Australia has taken a hard-line for years in its treatment of those who seek asylum on her shores, but the latest story from Brisbane is harsh even by their tough standards. Latifa, 31, was being held offshore on the island of Nauru, when her due date to give birth approached. She was moved to mainland Australia and put into a detention centre in Brisbane.
She gave birth to a son, Farus, by caesarean section on November 10, and was then separated from him for days. Farus had some breathing difficulties and had to be kept in the special baby care unit at the Mater Misericordia Hospital. Latifa was only permitted to visit him between the hours of 10am and 4pm, when she was then taken back to the detention centre, a 20 minute drive away, and detained for 18 hours.

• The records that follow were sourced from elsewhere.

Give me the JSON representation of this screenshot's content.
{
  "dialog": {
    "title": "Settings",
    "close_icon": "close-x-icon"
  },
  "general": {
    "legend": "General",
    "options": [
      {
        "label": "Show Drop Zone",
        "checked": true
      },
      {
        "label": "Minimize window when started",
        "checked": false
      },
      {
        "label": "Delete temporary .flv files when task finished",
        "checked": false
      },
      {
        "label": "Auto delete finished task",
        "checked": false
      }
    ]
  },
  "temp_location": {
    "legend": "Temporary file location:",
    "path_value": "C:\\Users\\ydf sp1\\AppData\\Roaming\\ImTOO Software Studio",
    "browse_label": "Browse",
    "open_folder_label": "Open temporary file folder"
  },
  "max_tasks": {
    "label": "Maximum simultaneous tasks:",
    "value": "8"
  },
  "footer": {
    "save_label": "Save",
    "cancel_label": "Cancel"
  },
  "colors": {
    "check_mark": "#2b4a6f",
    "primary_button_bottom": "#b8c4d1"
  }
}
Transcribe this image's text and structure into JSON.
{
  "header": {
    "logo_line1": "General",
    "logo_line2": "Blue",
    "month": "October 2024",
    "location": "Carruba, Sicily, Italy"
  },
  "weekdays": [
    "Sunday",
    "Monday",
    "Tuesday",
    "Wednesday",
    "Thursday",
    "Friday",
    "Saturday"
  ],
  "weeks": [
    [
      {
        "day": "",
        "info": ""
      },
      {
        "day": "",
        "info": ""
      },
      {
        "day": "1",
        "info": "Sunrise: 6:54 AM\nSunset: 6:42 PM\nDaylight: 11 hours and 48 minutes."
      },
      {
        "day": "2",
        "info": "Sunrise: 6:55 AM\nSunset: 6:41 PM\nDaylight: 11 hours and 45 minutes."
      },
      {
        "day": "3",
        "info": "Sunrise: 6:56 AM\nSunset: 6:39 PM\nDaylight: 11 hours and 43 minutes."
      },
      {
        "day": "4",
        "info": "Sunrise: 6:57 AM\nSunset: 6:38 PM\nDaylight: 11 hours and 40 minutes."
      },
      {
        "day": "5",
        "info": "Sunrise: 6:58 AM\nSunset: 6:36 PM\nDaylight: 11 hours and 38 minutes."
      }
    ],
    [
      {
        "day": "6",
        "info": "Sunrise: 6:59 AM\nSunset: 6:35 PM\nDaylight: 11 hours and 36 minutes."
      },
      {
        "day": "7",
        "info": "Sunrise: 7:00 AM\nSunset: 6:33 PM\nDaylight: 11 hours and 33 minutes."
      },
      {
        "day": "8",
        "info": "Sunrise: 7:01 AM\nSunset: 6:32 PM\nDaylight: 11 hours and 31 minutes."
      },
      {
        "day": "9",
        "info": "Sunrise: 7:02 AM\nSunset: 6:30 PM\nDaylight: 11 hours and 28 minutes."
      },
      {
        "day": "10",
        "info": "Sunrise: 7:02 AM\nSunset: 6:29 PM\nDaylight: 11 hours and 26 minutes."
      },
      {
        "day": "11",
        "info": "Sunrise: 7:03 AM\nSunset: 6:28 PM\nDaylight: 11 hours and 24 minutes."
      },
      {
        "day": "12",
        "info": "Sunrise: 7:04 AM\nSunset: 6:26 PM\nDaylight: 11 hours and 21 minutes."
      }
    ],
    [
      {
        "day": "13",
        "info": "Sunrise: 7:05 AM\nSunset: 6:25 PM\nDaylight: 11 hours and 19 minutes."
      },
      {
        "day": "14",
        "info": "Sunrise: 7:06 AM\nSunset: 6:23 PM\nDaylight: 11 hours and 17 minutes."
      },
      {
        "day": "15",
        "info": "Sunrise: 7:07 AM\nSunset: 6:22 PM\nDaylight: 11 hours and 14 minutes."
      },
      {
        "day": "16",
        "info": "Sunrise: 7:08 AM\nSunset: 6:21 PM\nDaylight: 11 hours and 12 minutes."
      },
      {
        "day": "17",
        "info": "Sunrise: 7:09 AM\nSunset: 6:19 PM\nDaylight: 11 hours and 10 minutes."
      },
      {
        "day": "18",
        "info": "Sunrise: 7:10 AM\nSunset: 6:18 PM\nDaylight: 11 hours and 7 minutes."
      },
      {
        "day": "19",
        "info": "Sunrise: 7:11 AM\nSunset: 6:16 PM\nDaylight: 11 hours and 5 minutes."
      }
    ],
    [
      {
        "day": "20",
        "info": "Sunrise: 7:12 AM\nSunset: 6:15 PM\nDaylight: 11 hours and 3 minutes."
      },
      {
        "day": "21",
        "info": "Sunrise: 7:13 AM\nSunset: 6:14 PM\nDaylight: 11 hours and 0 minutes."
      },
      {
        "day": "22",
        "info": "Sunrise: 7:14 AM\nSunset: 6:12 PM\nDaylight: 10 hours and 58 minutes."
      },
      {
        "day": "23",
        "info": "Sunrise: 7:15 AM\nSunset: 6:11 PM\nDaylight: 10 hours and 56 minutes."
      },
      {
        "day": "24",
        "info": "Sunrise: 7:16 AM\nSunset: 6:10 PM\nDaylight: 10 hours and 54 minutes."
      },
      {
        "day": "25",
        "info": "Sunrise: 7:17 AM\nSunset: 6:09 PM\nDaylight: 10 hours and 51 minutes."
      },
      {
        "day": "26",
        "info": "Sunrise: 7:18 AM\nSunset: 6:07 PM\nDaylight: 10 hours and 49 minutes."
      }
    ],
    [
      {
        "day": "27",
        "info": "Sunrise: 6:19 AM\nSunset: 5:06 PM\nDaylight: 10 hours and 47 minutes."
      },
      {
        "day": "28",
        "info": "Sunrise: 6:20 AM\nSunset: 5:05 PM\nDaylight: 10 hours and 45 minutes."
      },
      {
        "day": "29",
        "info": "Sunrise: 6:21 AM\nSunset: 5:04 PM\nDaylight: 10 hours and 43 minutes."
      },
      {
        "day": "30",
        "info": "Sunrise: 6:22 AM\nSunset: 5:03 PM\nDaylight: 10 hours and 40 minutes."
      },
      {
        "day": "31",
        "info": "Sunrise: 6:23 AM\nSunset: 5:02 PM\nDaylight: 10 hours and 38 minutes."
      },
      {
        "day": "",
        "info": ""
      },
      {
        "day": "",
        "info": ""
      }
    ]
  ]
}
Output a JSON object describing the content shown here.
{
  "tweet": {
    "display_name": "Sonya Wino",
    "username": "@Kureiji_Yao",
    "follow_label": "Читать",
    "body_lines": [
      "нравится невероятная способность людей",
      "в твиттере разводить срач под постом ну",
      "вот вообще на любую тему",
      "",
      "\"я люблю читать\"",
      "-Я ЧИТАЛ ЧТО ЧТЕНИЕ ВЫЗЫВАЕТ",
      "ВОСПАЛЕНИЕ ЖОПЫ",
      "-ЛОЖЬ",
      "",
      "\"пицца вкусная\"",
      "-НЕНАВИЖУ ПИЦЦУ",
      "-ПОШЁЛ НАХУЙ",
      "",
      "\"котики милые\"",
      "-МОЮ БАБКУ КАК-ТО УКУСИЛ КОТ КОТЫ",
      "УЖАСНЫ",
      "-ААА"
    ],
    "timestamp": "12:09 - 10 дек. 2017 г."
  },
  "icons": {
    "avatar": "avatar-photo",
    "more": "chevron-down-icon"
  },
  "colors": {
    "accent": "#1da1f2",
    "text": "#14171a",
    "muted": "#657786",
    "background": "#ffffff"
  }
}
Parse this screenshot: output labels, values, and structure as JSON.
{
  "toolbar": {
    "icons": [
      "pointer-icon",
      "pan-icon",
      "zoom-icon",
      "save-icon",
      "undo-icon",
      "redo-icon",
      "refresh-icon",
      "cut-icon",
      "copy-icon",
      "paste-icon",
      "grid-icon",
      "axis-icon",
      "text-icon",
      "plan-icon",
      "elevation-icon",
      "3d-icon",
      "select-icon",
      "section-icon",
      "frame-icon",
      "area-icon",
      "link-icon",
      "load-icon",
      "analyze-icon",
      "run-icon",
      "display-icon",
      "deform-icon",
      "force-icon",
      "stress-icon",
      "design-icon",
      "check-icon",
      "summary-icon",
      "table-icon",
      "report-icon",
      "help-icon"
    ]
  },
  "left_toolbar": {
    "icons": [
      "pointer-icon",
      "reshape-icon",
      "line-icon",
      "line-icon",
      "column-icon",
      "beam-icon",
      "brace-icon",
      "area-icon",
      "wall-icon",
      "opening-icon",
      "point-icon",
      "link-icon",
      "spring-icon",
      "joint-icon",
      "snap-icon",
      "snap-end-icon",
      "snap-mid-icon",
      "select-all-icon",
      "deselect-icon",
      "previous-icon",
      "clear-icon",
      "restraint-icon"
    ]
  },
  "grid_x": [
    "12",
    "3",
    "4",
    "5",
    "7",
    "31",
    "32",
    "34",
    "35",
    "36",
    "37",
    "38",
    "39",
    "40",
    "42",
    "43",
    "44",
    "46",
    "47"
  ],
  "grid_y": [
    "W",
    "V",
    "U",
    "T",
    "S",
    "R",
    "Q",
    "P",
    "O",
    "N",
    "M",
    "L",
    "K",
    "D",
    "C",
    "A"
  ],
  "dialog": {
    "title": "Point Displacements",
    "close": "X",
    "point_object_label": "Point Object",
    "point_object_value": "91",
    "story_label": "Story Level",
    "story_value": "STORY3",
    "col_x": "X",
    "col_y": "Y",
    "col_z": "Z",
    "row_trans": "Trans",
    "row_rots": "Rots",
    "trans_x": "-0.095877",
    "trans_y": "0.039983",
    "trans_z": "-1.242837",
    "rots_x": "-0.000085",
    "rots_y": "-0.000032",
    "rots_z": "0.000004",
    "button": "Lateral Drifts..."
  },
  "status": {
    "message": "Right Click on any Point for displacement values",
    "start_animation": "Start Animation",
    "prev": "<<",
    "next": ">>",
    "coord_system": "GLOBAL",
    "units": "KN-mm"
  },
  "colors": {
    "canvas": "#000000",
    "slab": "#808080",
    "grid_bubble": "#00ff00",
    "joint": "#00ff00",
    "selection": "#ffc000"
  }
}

The child’s father, Niza, was not allowed to visit the baby at all. He is also confined to the Brisbane Immigration Transit Accommodation, along with their other two children, aged four and seven.
When Tony Abbot was elected Prime Minister in September 2013 he made it clear he was going to continue to take a tough stance on asylum seeker policy. However, separating a mother and a newborn child seems, to many in Australia, to be overly harsh. Spokeswoman for the Churches Refugee Taskforce, Misha Coleman, who is also a qualified midwife, said “this is the most diabolical situation.” She added “I can’t see any reason why this woman should be kept from her sick baby.”
Child refugee rights group ChilOut echoed these sentiments. Sophie Peer, the campaign director, said “any room in the hospital could be designated as a place of detention.” She said it was common practice for new mothers to be moved back into detention a few days after giving birth, but that was when they took their babies with them.
Latifa is no stranger to detention, she spent 10 years in a Malaysian refugee camp prior to her confinement on Nauru. Latifa comes from Myanmar, where she was a member of the Rohingya people, and subjected to persecution. The Mater Hospital have now confirmed that the baby has been discharged today, but it disagreed with the ordeal that Latifa went through in the days of enforced separation. The family will now be returned to the processing centre on Nauru.
The hospital made it clear they encouraged mothers to be by their babies, to establish a bond, and had made no restrictions on visiting hours.
The Immigration Minister, Scott Morrison, has been accused of arrogance and inhumanity over this case. The former leader of the Liberal party, John Hewson, said “a mother in these circumstances is usually given 24-hour access to a child in intensive care.” He felt the treatment of Latifa had been “ridiculous.”
Scott Morrison defended his decision to limit contact and, in direct refutation of the hospital’s position, said it was “common practice” for mothers not to stay the night.
Sarah Hanson-Young of the Greens party agreed with Hewson that the government had acted far too heavy-handed. “It is absolutely inhumane and senselessly callous” she said.
Misha Coleman called for compassion, re-stressing that the family had already been in a refugee camp for a decade with “kids who have no proper schooling and no future”
Why does Australia feel the need to be so tough on asylum seekers? So many have drowned trying to reach Australia by boat that both major parties vowed to stop the people smugglers. But Prime Minister Tony Abbot is now exasperating the electorate by being mysteriously silent about his future plans. It has even been suggested that he would rather put a freeze on all information and stifle questioning from the press.
In an interview on the ABC News this week he told the host “I’m interested in stopping the boats. I’m not interested in providing sport for journalists.” He called the asylum seeking dilemma “an affront to our Australian sovereignty” and said “the public expects us to solve the problem.”
His refusal to answer any questions, given his bold stance on this policy in his electioneering, is frustrating the media. Whether the “turn back the boats” policy is working or not, whether a boat had arrived in Darwin this week are among issues the government refuses to comment on. Likewise, the public have a right to know what is happening to the detainees on Nauru and Manus islands and how their claims are being processed.
Despite a recent rise in numbers, with more refugees than ever arriving by boat, Australia still takes on a tiny percent, three percent of the world’s total numbers.
Amnesty International have a slogan “Seeking Asylum is not a crime.” Many, like Latifa, cruelly separated from her newborn, are finding that under Australia’s harsh treatment, seeking asylum can feel like a crime.
By Kate Henderson